She called Dr. Elayne Hayes-Anthony, chair of the journalism department at Jackson State University, who jumped at the chance of broadcasting a forum with the top three Democratic contenders for governor — Attorney General Jim Hood, Hinds County District Attorney Robert Shuler Smith and Velesha P. Williams — on WJSU, the university’s public television station.
With eight Democrats running for the nomination, Amos and Anthony agreed to invite the three candidates who have raised the most money this year and had the most social media followers.
There would be no debate or discussion between candidates, the organizers decided. Instead, each candidate would stand together in front of cameras and answer five questions about key issues facing the state.
They decided to tape the forum with no live audience at 10 a.m. on July 17, and the forum would air on WJSU on July 19 and seven more times before the August 6 primary.
That same day, July 8, Amos called all three campaigns and extended the invitation. Shuler Smith and Williams quickly agreed, Amos and their campaigns told Mississippi Today.
“I’ve been calling for a debate for months now, so I was willing to go anywhere at any time and cancel whatever I had planned to make it happen,” Williams said.
Hood’s campaign cited a scheduling conflict on July 17, Amos said, but offered to record their answers at the WJSU studios at an earlier time without the other candidates present.
“They asked if he could be taped before he left to go out of town, but WJSU wanted all of them, especially since the attorney general is slated as the front-runner,” Amos said. “It would obviously make sense if he could be there. They didn’t want to record him separately and give him any advantage. So they cancelled it.”
She continued: “(The Hood campaign) is going to tell you that there was a scheduling conflict, but I don’t know. I think it would’ve helped all of them to do this. I think this would’ve been a great public service. I’m just disappointed.”
When reached for comment, a Hood campaign official said: “We don’t have anything to add to the information that you already have on why Attorney General Hood wasn’t able to attend.”
On Monday, Hood’s opponents slammed the attorney general for not finding a way to make the forum work.
“An elected attorney, I can’t recall running away from an argument — even when my political and professional ‘prestige’ seemed to be on the line,” Shuler Smith said in a statement. “One Mississippi needs a strong willed leader who understands that being for the people requires a heart of perseverance not privilege.”
“I think for anyone to assume he will receive the Democratic nomination for governor without sharing a stage with your opponents is offensive,” Williams said. “If you aren’t willing to talk about your ideas and your candidacy with the public, why should the public trust you?”
All three Republican candidates for governor will participate in a televised debate on July 23. WJTV in Jackson will host the debate, and it will be broadcast live in every TV market in the state.
No such event has been planned for the Democratic candidates.
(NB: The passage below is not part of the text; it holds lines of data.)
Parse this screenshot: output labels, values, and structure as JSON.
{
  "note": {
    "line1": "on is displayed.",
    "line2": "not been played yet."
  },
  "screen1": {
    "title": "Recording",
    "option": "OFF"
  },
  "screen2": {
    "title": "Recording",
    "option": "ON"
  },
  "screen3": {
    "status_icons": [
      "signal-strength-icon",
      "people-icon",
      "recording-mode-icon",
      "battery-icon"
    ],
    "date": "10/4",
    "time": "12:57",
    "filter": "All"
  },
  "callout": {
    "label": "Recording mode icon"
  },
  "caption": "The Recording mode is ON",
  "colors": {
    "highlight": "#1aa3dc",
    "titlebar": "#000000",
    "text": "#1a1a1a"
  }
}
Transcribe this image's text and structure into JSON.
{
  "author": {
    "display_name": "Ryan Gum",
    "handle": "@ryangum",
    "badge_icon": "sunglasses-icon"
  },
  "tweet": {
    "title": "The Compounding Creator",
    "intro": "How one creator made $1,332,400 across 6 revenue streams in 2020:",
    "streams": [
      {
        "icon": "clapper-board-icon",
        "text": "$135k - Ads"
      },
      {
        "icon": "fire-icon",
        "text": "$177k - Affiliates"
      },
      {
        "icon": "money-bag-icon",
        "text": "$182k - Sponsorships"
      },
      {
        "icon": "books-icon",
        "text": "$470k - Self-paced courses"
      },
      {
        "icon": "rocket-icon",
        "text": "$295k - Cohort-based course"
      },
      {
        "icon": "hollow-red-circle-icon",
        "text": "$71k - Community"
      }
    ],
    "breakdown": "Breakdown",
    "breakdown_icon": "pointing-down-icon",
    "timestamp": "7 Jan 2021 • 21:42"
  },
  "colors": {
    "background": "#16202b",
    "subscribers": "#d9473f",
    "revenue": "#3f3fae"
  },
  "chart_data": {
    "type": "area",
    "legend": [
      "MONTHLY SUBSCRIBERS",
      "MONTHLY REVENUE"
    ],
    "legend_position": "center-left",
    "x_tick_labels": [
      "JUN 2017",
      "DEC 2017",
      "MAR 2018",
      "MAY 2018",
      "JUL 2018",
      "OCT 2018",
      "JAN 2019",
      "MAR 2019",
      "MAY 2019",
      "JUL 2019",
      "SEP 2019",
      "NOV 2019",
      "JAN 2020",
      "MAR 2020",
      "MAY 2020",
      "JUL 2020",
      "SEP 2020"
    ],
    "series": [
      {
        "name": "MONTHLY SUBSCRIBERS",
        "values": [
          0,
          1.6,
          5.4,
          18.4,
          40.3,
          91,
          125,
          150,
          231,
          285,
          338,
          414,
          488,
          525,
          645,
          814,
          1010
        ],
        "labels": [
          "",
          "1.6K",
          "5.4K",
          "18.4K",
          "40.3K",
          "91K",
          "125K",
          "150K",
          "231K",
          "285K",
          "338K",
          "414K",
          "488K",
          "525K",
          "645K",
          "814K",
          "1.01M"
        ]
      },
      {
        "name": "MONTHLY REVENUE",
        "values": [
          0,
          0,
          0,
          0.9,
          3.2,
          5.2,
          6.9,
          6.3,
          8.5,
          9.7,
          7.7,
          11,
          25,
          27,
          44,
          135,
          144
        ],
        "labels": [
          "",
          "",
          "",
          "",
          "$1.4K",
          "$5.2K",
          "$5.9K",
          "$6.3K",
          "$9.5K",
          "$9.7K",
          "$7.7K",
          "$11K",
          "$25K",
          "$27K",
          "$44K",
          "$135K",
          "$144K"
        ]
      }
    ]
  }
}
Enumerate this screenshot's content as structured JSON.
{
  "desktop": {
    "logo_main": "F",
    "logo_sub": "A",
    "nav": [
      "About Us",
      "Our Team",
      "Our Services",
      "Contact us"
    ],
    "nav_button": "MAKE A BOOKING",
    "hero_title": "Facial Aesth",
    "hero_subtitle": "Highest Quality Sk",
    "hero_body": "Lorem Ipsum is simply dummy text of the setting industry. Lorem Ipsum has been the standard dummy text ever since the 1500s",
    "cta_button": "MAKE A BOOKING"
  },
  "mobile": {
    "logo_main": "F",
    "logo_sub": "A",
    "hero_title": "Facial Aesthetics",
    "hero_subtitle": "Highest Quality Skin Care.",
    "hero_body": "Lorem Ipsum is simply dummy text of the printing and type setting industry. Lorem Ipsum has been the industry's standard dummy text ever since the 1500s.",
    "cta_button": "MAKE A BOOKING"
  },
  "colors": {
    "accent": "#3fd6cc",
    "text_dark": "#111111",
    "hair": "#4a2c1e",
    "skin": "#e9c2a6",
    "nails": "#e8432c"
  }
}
When reached by phone on Monday, Amos’ colleague Mississippi Democratic Party Chairman Bobby Moak said the state party had nothing to do with the WJSU forum that Amos tried to plan, saying: “There has been absolutely no effort on behalf of the Mississippi Democratic Party to have a debate between Democrats at the local or state level.”
When asked if he thought Democratic candidates should follow the Republicans’ lead and have an honest exchange of ideas in a debate setting, Moak laughed.
“I have absolutely no problem at all with Republicans having all the debates they want,” Moak said. “We’re just not going to do that on our side. It’s not something we would even consider.”
Editor’s note: After this story published, the Hood campaign told Mississippi Today in a statement: “We were not offered any alternative dates, were never contacted by WJSU and were advised that only three of the eight (D)emocratic candidates were invited.” The campaign also objected to the format and several individuals who would be involved with the event.